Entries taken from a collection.
________________________________________

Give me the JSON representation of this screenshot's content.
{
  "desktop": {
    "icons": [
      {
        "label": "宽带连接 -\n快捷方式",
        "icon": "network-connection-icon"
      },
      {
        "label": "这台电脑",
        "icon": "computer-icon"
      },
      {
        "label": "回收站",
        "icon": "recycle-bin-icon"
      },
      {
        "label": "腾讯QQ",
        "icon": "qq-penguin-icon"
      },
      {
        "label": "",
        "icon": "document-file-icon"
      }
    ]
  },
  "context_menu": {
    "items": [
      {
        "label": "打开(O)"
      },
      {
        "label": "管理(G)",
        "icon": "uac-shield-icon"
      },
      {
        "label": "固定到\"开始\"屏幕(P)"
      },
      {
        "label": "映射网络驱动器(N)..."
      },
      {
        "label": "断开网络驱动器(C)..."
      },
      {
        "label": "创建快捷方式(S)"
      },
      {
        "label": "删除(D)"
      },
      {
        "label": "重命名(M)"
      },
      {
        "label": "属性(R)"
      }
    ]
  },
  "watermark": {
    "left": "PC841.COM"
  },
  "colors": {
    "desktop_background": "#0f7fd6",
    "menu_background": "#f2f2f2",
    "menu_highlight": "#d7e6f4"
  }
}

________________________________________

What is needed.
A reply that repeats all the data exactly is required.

Task result.
Give me the JSON representation of this screenshot's content.
{
  "desktop": {
    "icons": [
      {
        "label": "宽带连接 -\n快捷方式",
        "icon": "network-connection-icon"
      },
      {
        "label": "这台电脑",
        "icon": "computer-icon"
      },
      {
        "label": "回收站",
        "icon": "recycle-bin-icon"
      },
      {
        "label": "腾讯QQ",
        "icon": "qq-penguin-icon"
      },
      {
        "label": "",
        "icon": "document-file-icon"
      }
    ]
  },
  "context_menu": {
    "items": [
      {
        "label": "打开(O)"
      },
      {
        "label": "管理(G)",
        "icon": "uac-shield-icon"
      },
      {
        "label": "固定到\"开始\"屏幕(P)"
      },
      {
        "label": "映射网络驱动器(N)..."
      },
      {
        "label": "断开网络驱动器(C)..."
      },
      {
        "label": "创建快捷方式(S)"
      },
      {
        "label": "删除(D)"
      },
      {
        "label": "重命名(M)"
      },
      {
        "label": "属性(R)"
      }
    ]
  },
  "watermark": {
    "left": "PC841.COM"
  },
  "colors": {
    "desktop_background": "#0f7fd6",
    "menu_background": "#f2f2f2",
    "menu_highlight": "#d7e6f4"
  }
}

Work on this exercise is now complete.